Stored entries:
━━━━━━━━━━
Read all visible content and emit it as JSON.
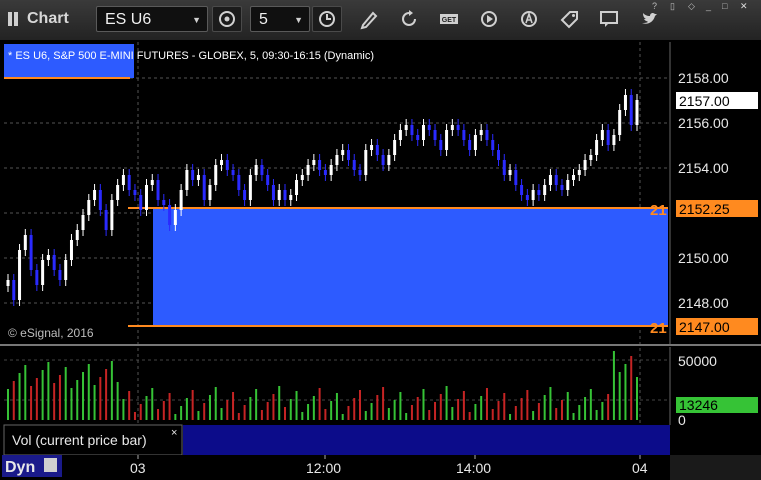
{
  "app": {
    "title": "Chart"
  },
  "toolbar": {
    "symbol": "ES U6",
    "interval": "5",
    "icons": [
      "gear-icon",
      "clock-icon",
      "pencil-icon",
      "refresh-icon",
      "get-icon",
      "play-icon",
      "alert-icon",
      "tag-icon",
      "comment-icon",
      "twitter-icon"
    ]
  },
  "chart": {
    "header": "* ES U6, S&P 500 E-MINI FUTURES - GLOBEX, 5, 09:30-16:15 (Dynamic)",
    "copyright": "© eSignal, 2016",
    "volume_label": "Vol (current price bar)",
    "close_x": "×",
    "dyn_label": "Dyn",
    "price_axis": [
      "2158.00",
      "2156.00",
      "2154.00",
      "2150.00",
      "2148.00"
    ],
    "price_tag_last": "2157.00",
    "price_tag_upper": "2152.25",
    "price_tag_lower": "2147.00",
    "truncated_upper": "21",
    "truncated_lower": "21",
    "volume_axis_top": "50000",
    "volume_axis_bottom": "0",
    "volume_value": "13246",
    "time_axis": [
      "03",
      "12:00",
      "14:00",
      "04"
    ],
    "colors": {
      "up": "#ffffff",
      "down": "#2a2aff",
      "band": "#2d5bff",
      "line": "#ff8a1f",
      "vol_up": "#36c336",
      "vol_down": "#c62424"
    }
  }
}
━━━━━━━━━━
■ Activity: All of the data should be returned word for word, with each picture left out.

■ Answer section:
Read all visible content and emit it as JSON.
{
  "app": {
    "title": "Chart"
  },
  "toolbar": {
    "symbol": "ES U6",
    "interval": "5",
    "icons": [
      "gear-icon",
      "clock-icon",
      "pencil-icon",
      "refresh-icon",
      "get-icon",
      "play-icon",
      "alert-icon",
      "tag-icon",
      "comment-icon",
      "twitter-icon"
    ]
  },
  "chart": {
    "header": "* ES U6, S&P 500 E-MINI FUTURES - GLOBEX, 5, 09:30-16:15 (Dynamic)",
    "copyright": "© eSignal, 2016",
    "volume_label": "Vol (current price bar)",
    "close_x": "×",
    "dyn_label": "Dyn",
    "price_axis": [
      "2158.00",
      "2156.00",
      "2154.00",
      "2150.00",
      "2148.00"
    ],
    "price_tag_last": "2157.00",
    "price_tag_upper": "2152.25",
    "price_tag_lower": "2147.00",
    "truncated_upper": "21",
    "truncated_lower": "21",
    "volume_axis_top": "50000",
    "volume_axis_bottom": "0",
    "volume_value": "13246",
    "time_axis": [
      "03",
      "12:00",
      "14:00",
      "04"
    ],
    "colors": {
      "up": "#ffffff",
      "down": "#2a2aff",
      "band": "#2d5bff",
      "line": "#ff8a1f",
      "vol_up": "#36c336",
      "vol_down": "#c62424"
    }
  }
}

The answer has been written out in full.